  • Further, equation 4 defines a relationship ensuring all sulfur is present as manganese sulfide, but it does not describe the conditions under which manganese sulfide forms in gray iron. (
  • In an analysis of past investigations, tensile strength was plotted as a function of the difference between the actual sulfur and the equilibrium amount of sulfur needed for MnS precipitation before solidification. (
  • Until our study, we didn't really know how sulfur atoms are incorporated into a natural product-now we have discovered a new family of enzymes and have a workable mechanism to account for sulfur incorporation into a larger class of natural products, known as polyketides, that include many drugs such as erythromycin (antibacterial) and lovastatin (cholesterol lowering). (
  • The study links a family of enzymes-molecules that act as biological catalysts-known as polyketide synthases (PKS) directly to a complex series of chemical reactions that ultimately add sulfur to leinamycin, a member of the polyketide family of natural products. (
  • Since polyketide synthases are a large family of enzymes that have been proven amenable for polyketide structural diversity and drug discovery, it is particularly exciting that this new discovery now provides the possibilities of adding sulfur atoms to compounds similar to leinamycin or other polyketide natural products. (
  • The present book discusses the aspects of sustainable crop production with sulfur, the importance of sulfur metabolites and sulfur metabolizing enzymes in abiotic stress management in plants. (

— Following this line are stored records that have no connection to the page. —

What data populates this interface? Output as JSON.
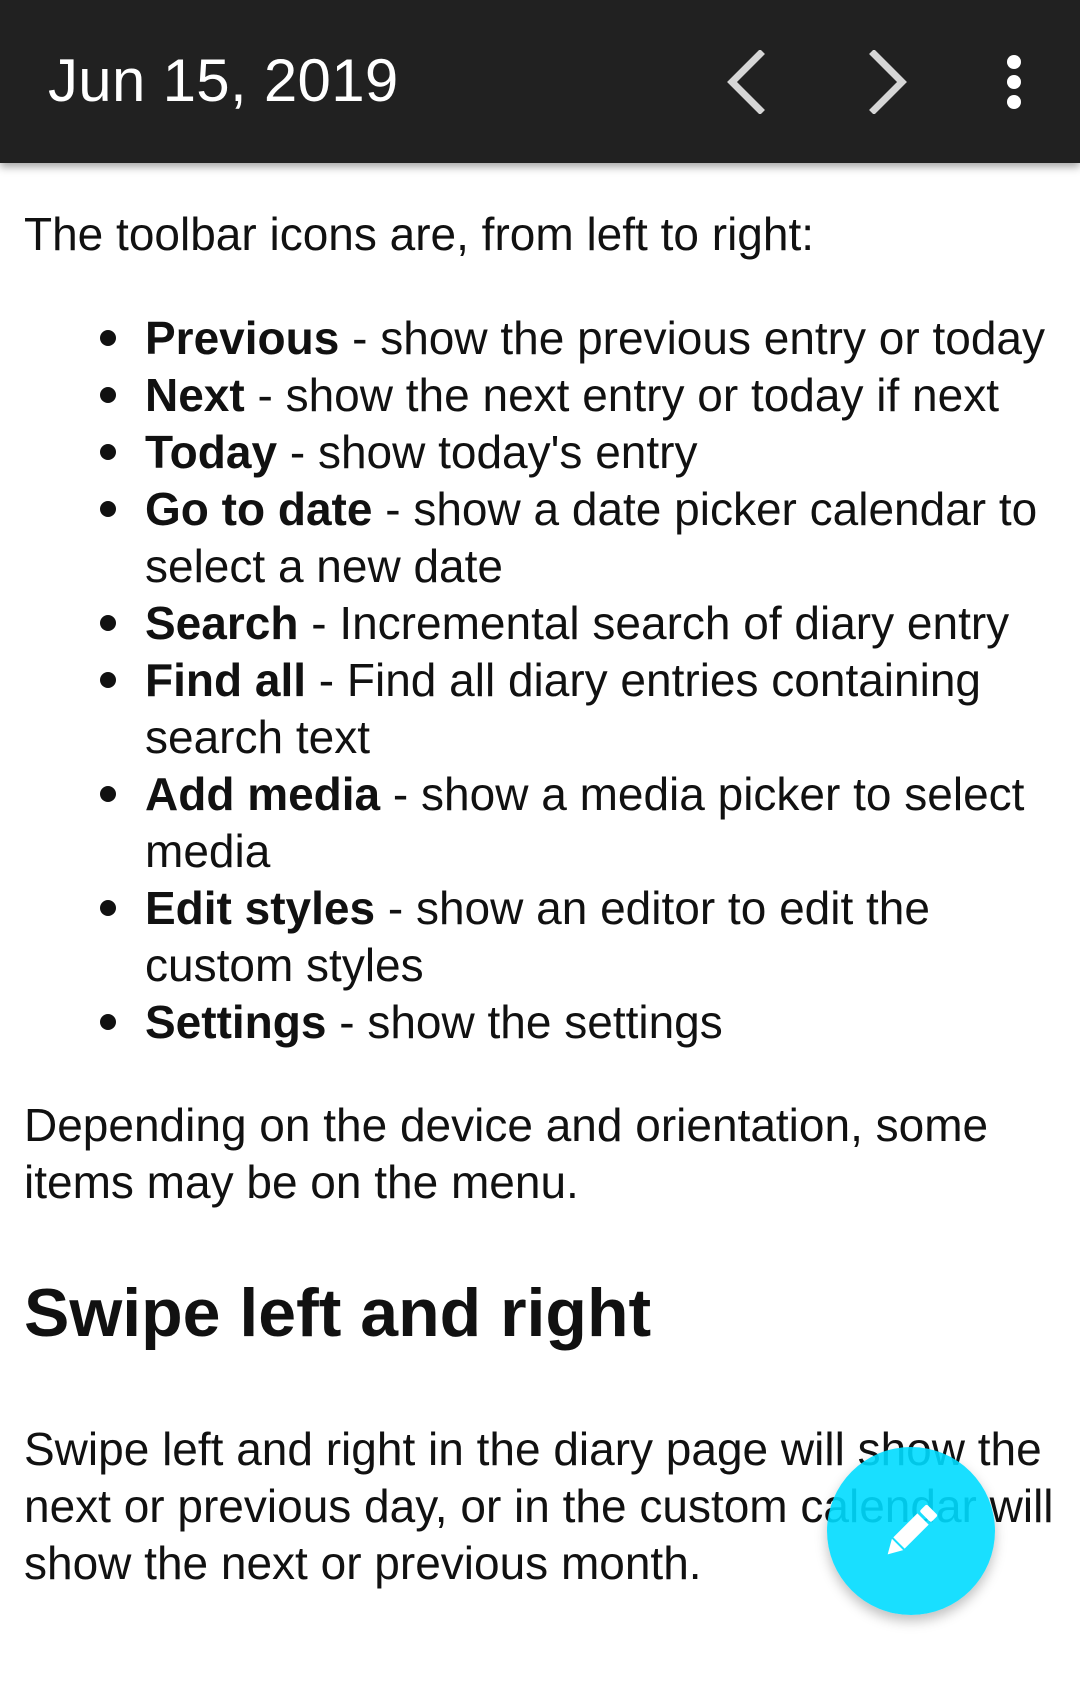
{
  "app_bar": {
    "title": "Jun 15, 2019",
    "background": "#212121",
    "icons": {
      "previous": "chevron-left-icon",
      "next": "chevron-right-icon",
      "overflow": "more-vertical-icon"
    }
  },
  "content": {
    "intro": "The toolbar icons are, from left to right:",
    "items": [
      {
        "term": "Previous",
        "desc": " - show the previous entry or today"
      },
      {
        "term": "Next",
        "desc": " - show the next entry or today if next"
      },
      {
        "term": "Today",
        "desc": " - show today's entry"
      },
      {
        "term": "Go to date",
        "desc": " - show a date picker calendar to select a new date"
      },
      {
        "term": "Search",
        "desc": " - Incremental search of diary entry"
      },
      {
        "term": "Find all",
        "desc": " - Find all diary entries containing search text"
      },
      {
        "term": "Add media",
        "desc": " - show a media picker to select media"
      },
      {
        "term": "Edit styles",
        "desc": " - show an editor to edit the custom styles"
      },
      {
        "term": "Settings",
        "desc": " - show the settings"
      }
    ],
    "after_list": "Depending on the device and orientation, some items may be on the menu.",
    "heading": "Swipe left and right",
    "swipe_text": "Swipe left and right in the diary page will show the next or previous day, or in the custom calendar will show the next or previous month."
  },
  "fab": {
    "icon": "pencil-icon",
    "color": "#00DCFF"
  }
}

  • Oduro explains that organic garlic extracts and its sulfur amino acid components have been widely recognized as agents for the prevention and treatment of cardiovascular and other metabolic diseases. (
  • Detailed is an analysis of how the concentration of sulfur and manganese in gray iron at solidification relates to gray iron microstructure and mechanical properties. (
  • Sulfur is critical not only to human life, but to plants and bacteria as well, and is one of the most abundant elements in the human body by weight. (
  • Its assimilation in higher plants and its reduction in metabolically important sulfur compounds are crucial factors determining plant growth and vigor and resistance to stresses. (
  • The information on sulfur assimilation can be exploited in tailoring for efficient sulfur utilization, and in the applied approaches for the sustenance of agricultural productivity through nutritional improvement and increased stress tolerance. (
  • One of the most difficult problems facing operators and engineers in the hydrocarbon industry is how to economically control and prevent the occurrence of sulfur. (
  • Experimenting creatively for far-reaching solutions, our geochemists have been working on a new kind of solvent extract from simple garlic that could dissolve large amounts of pipeline sulfur deposits at reservoir conditions in a shorter time period. (
  • Products with sulfur contents above 100 mg/kg can be analysed after dilution with a suitable sulfur-free solvent. (
  • A monthly cash settled future based on the difference between the Platts daily assessment price for Singapore Gasoil 0.05% sulfur and the ICE settlement price for Low Sulphur Gasoil 1st Line Future. (
  • Thus, investigations were performed using a solubility product approach to evaluate how the effects of sulfur and manganese on gray iron properties are related to the dissolved amounts of both elements remaining in the molten iron when solidification begins. (
  • This paper reviews crop responses to sulphur in Europe, focusing on oilseed rape, cereals and grass, on which most field trials have been carried out. (
  • Sulfur occurs in various forms in oil and gas production activities, and its management has brought a new set of challenges to the forefront of oil and gas production. (
  • As needed, small amounts of polishing sorbents are used to reduce equilibrium sulfur concentrations to the low ppm level. (
  • A negative value indicated the equilibrium sulfur (determined by a particular level of manganese) was greater than the actual sulfur level. (